The relationship between object-based spatial ability and virtual navigation performance

PLoS One. 2024 May 9;19(5):e0298116. doi: 10.1371/journal.pone.0298116. eCollection 2024.


Spatial navigation is a multi-faceted behaviour drawing on many different aspects of cognition. Visuospatial abilities, such as mental rotation and visuospatial working memory, in particular, may be key factors. A range of tests have been developed to assess visuospatial processing and memory, but how such tests relate to navigation ability remains unclear. This understanding is important to advance tests of navigation for disease monitoring in various disorders (e.g., Alzheimer's disease) where spatial impairment is an early symptom. Here, we report the use of an established mobile gaming app, Sea Hero Quest (SHQ), as a measure of navigation ability in a sample of young, predominantly female university students (N = 78; 20; female = 74.3%; mean age = 20.33 years). We used three separate tests of navigation embedded in SHQ: wayfinding, path integration and spatial memory in a radial arm maze. In the same participants, we also collected measures of mental rotation (Mental Rotation Test), visuospatial processing (Design Organization Test) and visuospatial working memory (Digital Corsi). We found few strong correlations across our measures. Being good at wayfinding in a virtual navigation test does not mean an individual will also be good at path integration, have a superior memory in a radial arm maze, or rate themself as having a strong sense of direction. However, we observed that participants who were good in the wayfinding task of SHQ tended to perform well on the three visuospatial tasks examined here, and to also use a landmark strategy in the radial maze task. These findings help clarify the associations between different abilities involved in spatial navigation.

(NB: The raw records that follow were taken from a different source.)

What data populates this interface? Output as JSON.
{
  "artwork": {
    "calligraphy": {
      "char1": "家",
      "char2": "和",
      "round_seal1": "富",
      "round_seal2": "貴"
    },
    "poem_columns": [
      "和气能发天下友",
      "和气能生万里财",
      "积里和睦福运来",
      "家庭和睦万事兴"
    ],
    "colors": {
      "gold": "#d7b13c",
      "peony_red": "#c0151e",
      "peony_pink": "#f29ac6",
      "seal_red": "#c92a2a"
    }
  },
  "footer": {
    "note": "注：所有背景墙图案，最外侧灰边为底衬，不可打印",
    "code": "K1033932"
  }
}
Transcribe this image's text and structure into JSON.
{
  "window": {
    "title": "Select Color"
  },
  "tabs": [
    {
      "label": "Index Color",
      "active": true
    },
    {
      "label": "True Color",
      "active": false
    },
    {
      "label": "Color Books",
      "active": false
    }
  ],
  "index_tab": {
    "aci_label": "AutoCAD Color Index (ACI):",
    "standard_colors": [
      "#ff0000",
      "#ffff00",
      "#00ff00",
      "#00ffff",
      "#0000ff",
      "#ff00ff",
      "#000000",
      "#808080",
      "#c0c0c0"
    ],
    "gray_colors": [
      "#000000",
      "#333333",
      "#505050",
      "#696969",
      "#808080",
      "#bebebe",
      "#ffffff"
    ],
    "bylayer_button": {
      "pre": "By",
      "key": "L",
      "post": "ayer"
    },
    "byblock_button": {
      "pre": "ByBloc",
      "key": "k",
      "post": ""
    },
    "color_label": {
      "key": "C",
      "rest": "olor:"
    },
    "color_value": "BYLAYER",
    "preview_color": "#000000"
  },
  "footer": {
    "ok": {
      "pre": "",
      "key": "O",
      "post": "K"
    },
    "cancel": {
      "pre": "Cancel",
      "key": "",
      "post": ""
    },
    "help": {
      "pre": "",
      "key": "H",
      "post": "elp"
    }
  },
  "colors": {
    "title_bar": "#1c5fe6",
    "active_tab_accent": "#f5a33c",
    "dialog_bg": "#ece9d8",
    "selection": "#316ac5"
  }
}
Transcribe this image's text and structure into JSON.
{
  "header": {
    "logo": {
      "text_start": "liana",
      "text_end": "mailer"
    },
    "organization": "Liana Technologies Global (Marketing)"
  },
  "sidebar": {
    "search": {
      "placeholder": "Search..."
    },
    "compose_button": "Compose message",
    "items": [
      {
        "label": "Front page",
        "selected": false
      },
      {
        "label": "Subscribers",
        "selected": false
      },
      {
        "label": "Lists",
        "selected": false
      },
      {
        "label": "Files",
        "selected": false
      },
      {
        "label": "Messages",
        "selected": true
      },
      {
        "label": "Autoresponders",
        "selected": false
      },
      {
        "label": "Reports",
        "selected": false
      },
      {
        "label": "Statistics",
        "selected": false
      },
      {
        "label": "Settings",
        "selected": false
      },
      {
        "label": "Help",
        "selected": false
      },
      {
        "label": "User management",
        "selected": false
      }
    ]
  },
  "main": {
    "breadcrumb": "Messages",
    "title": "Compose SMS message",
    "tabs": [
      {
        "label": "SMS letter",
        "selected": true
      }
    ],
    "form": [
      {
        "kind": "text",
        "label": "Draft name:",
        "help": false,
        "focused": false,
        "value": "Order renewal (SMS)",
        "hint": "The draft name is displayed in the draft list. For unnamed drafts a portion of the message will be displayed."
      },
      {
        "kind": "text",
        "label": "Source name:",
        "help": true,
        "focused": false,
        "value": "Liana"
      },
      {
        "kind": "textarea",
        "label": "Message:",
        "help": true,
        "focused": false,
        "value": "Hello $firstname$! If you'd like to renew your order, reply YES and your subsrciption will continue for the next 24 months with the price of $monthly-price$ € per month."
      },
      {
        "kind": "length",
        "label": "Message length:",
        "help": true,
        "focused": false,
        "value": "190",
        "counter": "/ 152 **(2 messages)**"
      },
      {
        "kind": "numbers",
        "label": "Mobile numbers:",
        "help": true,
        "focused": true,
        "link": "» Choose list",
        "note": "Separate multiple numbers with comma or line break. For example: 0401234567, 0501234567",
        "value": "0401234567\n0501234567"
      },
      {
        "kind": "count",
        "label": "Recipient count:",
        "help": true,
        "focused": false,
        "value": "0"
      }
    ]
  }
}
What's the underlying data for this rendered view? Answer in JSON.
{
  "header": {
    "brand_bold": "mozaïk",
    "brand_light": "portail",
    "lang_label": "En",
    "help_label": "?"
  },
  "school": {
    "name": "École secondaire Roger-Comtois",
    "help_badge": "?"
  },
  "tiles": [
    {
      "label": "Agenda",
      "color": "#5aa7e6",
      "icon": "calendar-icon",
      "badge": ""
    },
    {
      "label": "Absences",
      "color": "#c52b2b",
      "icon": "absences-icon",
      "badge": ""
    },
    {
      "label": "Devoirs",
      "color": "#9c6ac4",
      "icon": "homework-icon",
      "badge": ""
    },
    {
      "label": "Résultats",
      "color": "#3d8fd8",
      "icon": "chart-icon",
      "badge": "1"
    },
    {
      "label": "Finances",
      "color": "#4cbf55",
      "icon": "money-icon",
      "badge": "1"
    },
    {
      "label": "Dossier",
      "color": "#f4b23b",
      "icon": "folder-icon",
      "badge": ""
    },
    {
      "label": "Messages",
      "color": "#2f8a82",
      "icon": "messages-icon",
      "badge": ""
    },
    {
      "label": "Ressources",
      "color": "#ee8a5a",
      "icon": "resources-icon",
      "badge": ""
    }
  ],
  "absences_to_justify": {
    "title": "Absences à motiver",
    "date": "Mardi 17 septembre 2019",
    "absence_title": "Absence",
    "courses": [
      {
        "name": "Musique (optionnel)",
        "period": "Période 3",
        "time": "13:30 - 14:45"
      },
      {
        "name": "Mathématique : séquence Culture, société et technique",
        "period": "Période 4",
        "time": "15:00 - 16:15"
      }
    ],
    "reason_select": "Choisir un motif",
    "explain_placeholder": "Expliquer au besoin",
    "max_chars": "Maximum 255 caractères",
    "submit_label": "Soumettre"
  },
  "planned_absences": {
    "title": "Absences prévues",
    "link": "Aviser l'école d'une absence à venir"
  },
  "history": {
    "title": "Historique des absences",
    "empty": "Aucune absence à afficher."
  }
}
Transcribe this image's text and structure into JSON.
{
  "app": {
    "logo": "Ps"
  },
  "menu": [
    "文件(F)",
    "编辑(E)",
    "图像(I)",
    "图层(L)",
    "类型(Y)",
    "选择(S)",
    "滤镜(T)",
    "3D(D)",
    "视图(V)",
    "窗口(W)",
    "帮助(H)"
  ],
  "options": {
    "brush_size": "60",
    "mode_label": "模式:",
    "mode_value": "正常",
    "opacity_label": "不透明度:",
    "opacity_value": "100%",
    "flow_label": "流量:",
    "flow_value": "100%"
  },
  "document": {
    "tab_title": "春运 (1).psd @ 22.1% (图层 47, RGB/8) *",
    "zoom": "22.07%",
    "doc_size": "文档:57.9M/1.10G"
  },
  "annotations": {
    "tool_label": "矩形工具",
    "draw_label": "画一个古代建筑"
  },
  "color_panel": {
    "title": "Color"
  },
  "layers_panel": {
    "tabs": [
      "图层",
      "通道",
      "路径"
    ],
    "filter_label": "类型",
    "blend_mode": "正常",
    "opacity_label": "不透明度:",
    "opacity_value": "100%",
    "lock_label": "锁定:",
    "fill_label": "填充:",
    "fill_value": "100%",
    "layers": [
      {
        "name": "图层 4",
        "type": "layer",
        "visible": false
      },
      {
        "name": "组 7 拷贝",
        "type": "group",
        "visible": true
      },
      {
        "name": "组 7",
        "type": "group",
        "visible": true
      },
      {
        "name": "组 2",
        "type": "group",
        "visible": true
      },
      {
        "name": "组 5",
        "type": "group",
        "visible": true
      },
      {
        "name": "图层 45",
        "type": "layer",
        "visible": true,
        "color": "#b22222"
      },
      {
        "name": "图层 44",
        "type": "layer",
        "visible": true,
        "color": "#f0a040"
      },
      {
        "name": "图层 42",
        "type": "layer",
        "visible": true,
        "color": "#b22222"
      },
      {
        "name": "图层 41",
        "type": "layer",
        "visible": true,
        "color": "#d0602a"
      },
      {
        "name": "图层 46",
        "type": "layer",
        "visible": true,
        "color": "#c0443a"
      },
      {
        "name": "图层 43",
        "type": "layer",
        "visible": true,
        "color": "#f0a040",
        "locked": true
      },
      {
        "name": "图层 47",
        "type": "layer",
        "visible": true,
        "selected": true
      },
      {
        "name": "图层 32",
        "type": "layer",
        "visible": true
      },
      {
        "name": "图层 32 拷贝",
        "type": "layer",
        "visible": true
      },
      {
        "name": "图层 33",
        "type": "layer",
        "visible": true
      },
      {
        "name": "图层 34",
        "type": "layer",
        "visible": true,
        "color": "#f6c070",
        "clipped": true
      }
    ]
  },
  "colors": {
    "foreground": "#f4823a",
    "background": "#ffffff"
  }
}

Publication types

  • Research Support, Non-U.S. Gov't

MeSH terms

  • Adolescent
  • Adult
  • Female
  • Humans
  • Male
  • Maze Learning / physiology
  • Memory, Short-Term / physiology
  • Mobile Applications
  • Space Perception / physiology
  • Spatial Memory / physiology
  • Spatial Navigation* / physiology
  • Young Adult

Grants and funding

HJS and M Hornberger received funding from the Alzheimer’s Research UK (, Grant (ARUK-DT2016-1). The funders had no role in study design, data collection and analysis, decision to publish, or preparation of the manuscript.